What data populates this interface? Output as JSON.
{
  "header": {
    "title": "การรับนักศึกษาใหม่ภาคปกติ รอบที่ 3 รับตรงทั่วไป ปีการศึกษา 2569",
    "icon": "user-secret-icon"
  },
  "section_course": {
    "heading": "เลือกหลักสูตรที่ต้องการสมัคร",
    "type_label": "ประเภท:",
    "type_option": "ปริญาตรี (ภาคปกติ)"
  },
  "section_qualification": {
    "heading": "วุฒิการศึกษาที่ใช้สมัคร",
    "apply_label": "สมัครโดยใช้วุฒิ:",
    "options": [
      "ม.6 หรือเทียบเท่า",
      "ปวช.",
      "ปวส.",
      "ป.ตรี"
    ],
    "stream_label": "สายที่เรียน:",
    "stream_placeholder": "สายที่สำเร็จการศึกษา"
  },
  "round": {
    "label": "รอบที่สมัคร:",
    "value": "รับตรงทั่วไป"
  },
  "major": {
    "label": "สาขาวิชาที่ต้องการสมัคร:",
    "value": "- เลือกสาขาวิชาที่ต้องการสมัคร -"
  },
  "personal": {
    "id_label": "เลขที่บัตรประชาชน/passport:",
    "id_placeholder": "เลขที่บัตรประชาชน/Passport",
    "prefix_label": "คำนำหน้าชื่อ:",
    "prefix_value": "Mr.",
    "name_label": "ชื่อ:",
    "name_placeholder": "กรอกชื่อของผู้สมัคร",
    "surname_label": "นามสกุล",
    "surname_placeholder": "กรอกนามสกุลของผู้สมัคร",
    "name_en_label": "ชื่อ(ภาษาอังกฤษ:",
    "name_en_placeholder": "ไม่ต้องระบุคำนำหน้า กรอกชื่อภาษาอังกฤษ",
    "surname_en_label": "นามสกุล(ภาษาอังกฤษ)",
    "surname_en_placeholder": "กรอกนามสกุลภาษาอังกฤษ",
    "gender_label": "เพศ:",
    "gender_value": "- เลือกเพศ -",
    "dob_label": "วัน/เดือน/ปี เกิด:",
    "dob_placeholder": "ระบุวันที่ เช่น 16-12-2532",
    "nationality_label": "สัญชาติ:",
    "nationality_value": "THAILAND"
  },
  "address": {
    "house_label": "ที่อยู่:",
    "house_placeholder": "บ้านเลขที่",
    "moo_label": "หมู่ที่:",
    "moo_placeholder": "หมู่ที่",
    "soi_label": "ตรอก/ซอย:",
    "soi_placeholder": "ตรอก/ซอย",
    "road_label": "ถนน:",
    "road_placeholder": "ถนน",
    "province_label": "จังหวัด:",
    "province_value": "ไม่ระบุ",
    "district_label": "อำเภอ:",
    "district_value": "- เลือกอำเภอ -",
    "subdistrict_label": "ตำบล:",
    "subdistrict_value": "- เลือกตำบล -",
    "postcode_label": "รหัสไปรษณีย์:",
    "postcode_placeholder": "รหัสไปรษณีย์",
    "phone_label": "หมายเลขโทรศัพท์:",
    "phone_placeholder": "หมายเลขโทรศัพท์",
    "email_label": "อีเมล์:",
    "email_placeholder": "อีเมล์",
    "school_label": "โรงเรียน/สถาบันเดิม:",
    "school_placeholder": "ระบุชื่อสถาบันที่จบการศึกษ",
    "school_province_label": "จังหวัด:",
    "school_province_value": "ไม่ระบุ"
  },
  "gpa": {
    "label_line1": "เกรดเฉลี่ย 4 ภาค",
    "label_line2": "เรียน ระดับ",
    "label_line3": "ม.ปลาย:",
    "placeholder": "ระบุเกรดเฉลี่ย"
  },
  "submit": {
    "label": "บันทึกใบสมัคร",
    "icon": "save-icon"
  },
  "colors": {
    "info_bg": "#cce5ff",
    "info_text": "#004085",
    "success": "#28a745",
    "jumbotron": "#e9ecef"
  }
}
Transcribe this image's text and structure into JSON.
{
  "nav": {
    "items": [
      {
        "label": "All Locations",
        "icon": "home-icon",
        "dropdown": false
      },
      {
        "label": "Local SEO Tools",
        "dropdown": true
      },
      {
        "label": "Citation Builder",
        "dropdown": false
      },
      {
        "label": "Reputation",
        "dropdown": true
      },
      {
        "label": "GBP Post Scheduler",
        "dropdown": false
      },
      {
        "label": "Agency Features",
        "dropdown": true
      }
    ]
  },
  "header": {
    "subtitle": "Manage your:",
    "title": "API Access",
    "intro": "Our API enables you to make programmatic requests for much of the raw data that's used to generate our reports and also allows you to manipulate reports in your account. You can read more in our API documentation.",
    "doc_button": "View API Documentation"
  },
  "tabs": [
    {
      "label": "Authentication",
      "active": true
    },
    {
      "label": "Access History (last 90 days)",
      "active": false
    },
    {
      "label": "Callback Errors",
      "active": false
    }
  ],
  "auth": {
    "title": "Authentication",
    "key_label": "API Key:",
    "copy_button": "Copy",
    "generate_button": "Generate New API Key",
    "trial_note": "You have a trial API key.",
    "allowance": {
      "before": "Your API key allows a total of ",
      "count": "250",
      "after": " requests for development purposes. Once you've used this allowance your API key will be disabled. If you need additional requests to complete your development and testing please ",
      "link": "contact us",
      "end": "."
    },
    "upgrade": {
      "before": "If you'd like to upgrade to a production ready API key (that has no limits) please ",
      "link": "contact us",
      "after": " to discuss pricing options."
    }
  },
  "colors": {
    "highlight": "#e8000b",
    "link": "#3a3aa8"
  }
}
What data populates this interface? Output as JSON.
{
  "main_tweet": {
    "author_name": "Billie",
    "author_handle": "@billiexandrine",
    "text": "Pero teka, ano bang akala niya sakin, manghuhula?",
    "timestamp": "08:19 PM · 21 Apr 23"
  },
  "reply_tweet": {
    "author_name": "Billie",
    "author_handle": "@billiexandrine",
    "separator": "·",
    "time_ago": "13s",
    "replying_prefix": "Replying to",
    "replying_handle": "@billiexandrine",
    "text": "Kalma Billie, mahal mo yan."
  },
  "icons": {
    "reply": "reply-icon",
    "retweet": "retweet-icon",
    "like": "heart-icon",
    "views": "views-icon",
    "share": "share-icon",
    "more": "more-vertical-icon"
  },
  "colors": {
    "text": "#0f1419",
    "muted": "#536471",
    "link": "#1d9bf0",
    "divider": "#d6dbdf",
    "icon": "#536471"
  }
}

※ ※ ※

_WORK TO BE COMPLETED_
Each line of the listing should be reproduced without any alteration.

_SOLUTION FOR THIS EXERCISE_
What data populates this interface? Output as JSON.
{
  "header": {
    "title": "การรับนักศึกษาใหม่ภาคปกติ รอบที่ 3 รับตรงทั่วไป ปีการศึกษา 2569",
    "icon": "user-secret-icon"
  },
  "section_course": {
    "heading": "เลือกหลักสูตรที่ต้องการสมัคร",
    "type_label": "ประเภท:",
    "type_option": "ปริญาตรี (ภาคปกติ)"
  },
  "section_qualification": {
    "heading": "วุฒิการศึกษาที่ใช้สมัคร",
    "apply_label": "สมัครโดยใช้วุฒิ:",
    "options": [
      "ม.6 หรือเทียบเท่า",
      "ปวช.",
      "ปวส.",
      "ป.ตรี"
    ],
    "stream_label": "สายที่เรียน:",
    "stream_placeholder": "สายที่สำเร็จการศึกษา"
  },
  "round": {
    "label": "รอบที่สมัคร:",
    "value": "รับตรงทั่วไป"
  },
  "major": {
    "label": "สาขาวิชาที่ต้องการสมัคร:",
    "value": "- เลือกสาขาวิชาที่ต้องการสมัคร -"
  },
  "personal": {
    "id_label": "เลขที่บัตรประชาชน/passport:",
    "id_placeholder": "เลขที่บัตรประชาชน/Passport",
    "prefix_label": "คำนำหน้าชื่อ:",
    "prefix_value": "Mr.",
    "name_label": "ชื่อ:",
    "name_placeholder": "กรอกชื่อของผู้สมัคร",
    "surname_label": "นามสกุล",
    "surname_placeholder": "กรอกนามสกุลของผู้สมัคร",
    "name_en_label": "ชื่อ(ภาษาอังกฤษ:",
    "name_en_placeholder": "ไม่ต้องระบุคำนำหน้า กรอกชื่อภาษาอังกฤษ",
    "surname_en_label": "นามสกุล(ภาษาอังกฤษ)",
    "surname_en_placeholder": "กรอกนามสกุลภาษาอังกฤษ",
    "gender_label": "เพศ:",
    "gender_value": "- เลือกเพศ -",
    "dob_label": "วัน/เดือน/ปี เกิด:",
    "dob_placeholder": "ระบุวันที่ เช่น 16-12-2532",
    "nationality_label": "สัญชาติ:",
    "nationality_value": "THAILAND"
  },
  "address": {
    "house_label": "ที่อยู่:",
    "house_placeholder": "บ้านเลขที่",
    "moo_label": "หมู่ที่:",
    "moo_placeholder": "หมู่ที่",
    "soi_label": "ตรอก/ซอย:",
    "soi_placeholder": "ตรอก/ซอย",
    "road_label": "ถนน:",
    "road_placeholder": "ถนน",
    "province_label": "จังหวัด:",
    "province_value": "ไม่ระบุ",
    "district_label": "อำเภอ:",
    "district_value": "- เลือกอำเภอ -",
    "subdistrict_label": "ตำบล:",
    "subdistrict_value": "- เลือกตำบล -",
    "postcode_label": "รหัสไปรษณีย์:",
    "postcode_placeholder": "รหัสไปรษณีย์",
    "phone_label": "หมายเลขโทรศัพท์:",
    "phone_placeholder": "หมายเลขโทรศัพท์",
    "email_label": "อีเมล์:",
    "email_placeholder": "อีเมล์",
    "school_label": "โรงเรียน/สถาบันเดิม:",
    "school_placeholder": "ระบุชื่อสถาบันที่จบการศึกษ",
    "school_province_label": "จังหวัด:",
    "school_province_value": "ไม่ระบุ"
  },
  "gpa": {
    "label_line1": "เกรดเฉลี่ย 4 ภาค",
    "label_line2": "เรียน ระดับ",
    "label_line3": "ม.ปลาย:",
    "placeholder": "ระบุเกรดเฉลี่ย"
  },
  "submit": {
    "label": "บันทึกใบสมัคร",
    "icon": "save-icon"
  },
  "colors": {
    "info_bg": "#cce5ff",
    "info_text": "#004085",
    "success": "#28a745",
    "jumbotron": "#e9ecef"
  }
}
Transcribe this image's text and structure into JSON.
{
  "nav": {
    "items": [
      {
        "label": "All Locations",
        "icon": "home-icon",
        "dropdown": false
      },
      {
        "label": "Local SEO Tools",
        "dropdown": true
      },
      {
        "label": "Citation Builder",
        "dropdown": false
      },
      {
        "label": "Reputation",
        "dropdown": true
      },
      {
        "label": "GBP Post Scheduler",
        "dropdown": false
      },
      {
        "label": "Agency Features",
        "dropdown": true
      }
    ]
  },
  "header": {
    "subtitle": "Manage your:",
    "title": "API Access",
    "intro": "Our API enables you to make programmatic requests for much of the raw data that's used to generate our reports and also allows you to manipulate reports in your account. You can read more in our API documentation.",
    "doc_button": "View API Documentation"
  },
  "tabs": [
    {
      "label": "Authentication",
      "active": true
    },
    {
      "label": "Access History (last 90 days)",
      "active": false
    },
    {
      "label": "Callback Errors",
      "active": false
    }
  ],
  "auth": {
    "title": "Authentication",
    "key_label": "API Key:",
    "copy_button": "Copy",
    "generate_button": "Generate New API Key",
    "trial_note": "You have a trial API key.",
    "allowance": {
      "before": "Your API key allows a total of ",
      "count": "250",
      "after": " requests for development purposes. Once you've used this allowance your API key will be disabled. If you need additional requests to complete your development and testing please ",
      "link": "contact us",
      "end": "."
    },
    "upgrade": {
      "before": "If you'd like to upgrade to a production ready API key (that has no limits) please ",
      "link": "contact us",
      "after": " to discuss pricing options."
    }
  },
  "colors": {
    "highlight": "#e8000b",
    "link": "#3a3aa8"
  }
}
What data populates this interface? Output as JSON.
{
  "main_tweet": {
    "author_name": "Billie",
    "author_handle": "@billiexandrine",
    "text": "Pero teka, ano bang akala niya sakin, manghuhula?",
    "timestamp": "08:19 PM · 21 Apr 23"
  },
  "reply_tweet": {
    "author_name": "Billie",
    "author_handle": "@billiexandrine",
    "separator": "·",
    "time_ago": "13s",
    "replying_prefix": "Replying to",
    "replying_handle": "@billiexandrine",
    "text": "Kalma Billie, mahal mo yan."
  },
  "icons": {
    "reply": "reply-icon",
    "retweet": "retweet-icon",
    "like": "heart-icon",
    "views": "views-icon",
    "share": "share-icon",
    "more": "more-vertical-icon"
  },
  "colors": {
    "text": "#0f1419",
    "muted": "#536471",
    "link": "#1d9bf0",
    "divider": "#d6dbdf",
    "icon": "#536471"
  }
}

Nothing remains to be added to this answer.